"We're not going to spare any expense to try to find out what happened to these two people," he said. "It's going to take a lot of work."

The Susquehanna is a cold river and it is possible Barnes' body had been in the river since shortly after her disappearance and was only recently stirred up by warmer weather and storms, Sheridan said.

Barnes' family and friends had raised more than $35,000 in reward money to help solve the case. Her mother and stepfather declined to comment on the identification of the body.

Soon after the teen vanished, Baltimore police alerted local media saying her disappearance was unusual because she had no history of disputes with her family or trouble with the law. Police called it one of the strangest and most vexing missing persons cases they had investigated, and, despite getting help from the FBI, they had few leads.

Police spokesman Anthony Guglielmi began describing it as "Baltimore's Natalee Holloway case." The Barnes case did not get as much attention as the disappearance of the Alabama teen in Aruba, but Barnes' mother said in January she did not feel slighted.

"My daughter is not the only child that's missing.
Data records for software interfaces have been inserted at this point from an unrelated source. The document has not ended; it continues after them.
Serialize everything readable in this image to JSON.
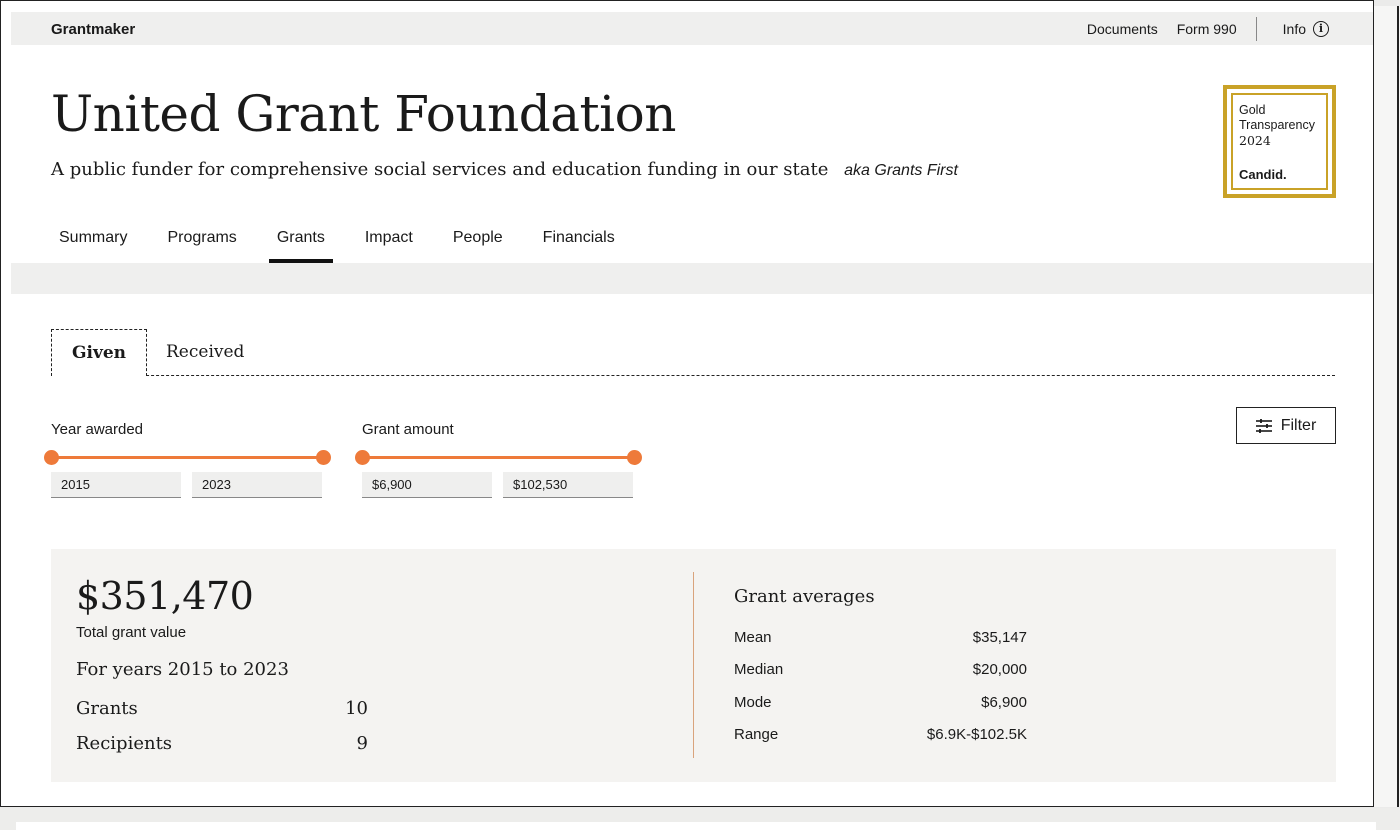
{
  "header": {
    "brand": "Grantmaker",
    "links": [
      "Documents",
      "Form 990"
    ],
    "info_label": "Info"
  },
  "org": {
    "name": "United Grant Foundation",
    "tagline": "A public funder for comprehensive social services and education funding in our state",
    "aka": "aka Grants First"
  },
  "seal": {
    "line1": "Gold",
    "line2": "Transparency",
    "year": "2024",
    "org": "Candid."
  },
  "tabs": [
    "Summary",
    "Programs",
    "Grants",
    "Impact",
    "People",
    "Financials"
  ],
  "active_tab": "Grants",
  "subtabs": {
    "given": "Given",
    "received": "Received"
  },
  "filters": {
    "year": {
      "label": "Year awarded",
      "min": "2015",
      "max": "2023"
    },
    "amount": {
      "label": "Grant amount",
      "min": "$6,900",
      "max": "$102,530"
    },
    "filter_button": "Filter"
  },
  "summary": {
    "total_value": "$351,470",
    "total_label": "Total grant value",
    "years_text": "For years 2015 to 2023",
    "grants_label": "Grants",
    "grants_value": "10",
    "recipients_label": "Recipients",
    "recipients_value": "9"
  },
  "averages": {
    "title": "Grant averages",
    "rows": [
      {
        "label": "Mean",
        "value": "$35,147"
      },
      {
        "label": "Median",
        "value": "$20,000"
      },
      {
        "label": "Mode",
        "value": "$6,900"
      },
      {
        "label": "Range",
        "value": "$6.9K-$102.5K"
      }
    ]
  },
  "colors": {
    "accent": "#ee7a3a",
    "seal_gold": "#c9a227",
    "panel_bg": "#f4f3f1"
  }
}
Other children need their time, too," Janice Sallis said. "I appreciate all that has been done for her and us thus far, and it's quality, not quantity, that's important to me."

Police worked to keep the search for Barnes in public, posting a smiling photo of Barnes from her Facebook page on electronic billboards along highways in the Baltimore region. The effort spurred scores of tips, but none panned out.

More than 100 police officers combed a northwest Baltimore park in the weeks after she vanished, but found no clues to her whereabouts. Earlier this month, hundreds of law enforcement officers and volunteers searched a state park south of Baltimore and leafleted the area of the city where she was last seen. That daylong effort again failed to turn up any clues and police said they were "back at square one."

It was a tattoo on the body found in the river that gave authorities their first indication they had found Barnes. Descriptions of Barnes that circulated since her disappearance included a rose tattoo on her lower right leg.

Telling Sallis her daughter was dead was a horrible experience, Baltimore Police Commissioner Frederick Bealefeld said.

"It's the worst possible news you can give to any mother," he said. "It's the last bit of news they ever want to hear."

Russell Barnes, who lives in Atlanta, said he would soon travel to Baltimore to be with his family. Now the focus can turn to learning how Phylicia died and making sure those responsible for her death face justice.

"They have taken our angel away from us," he said.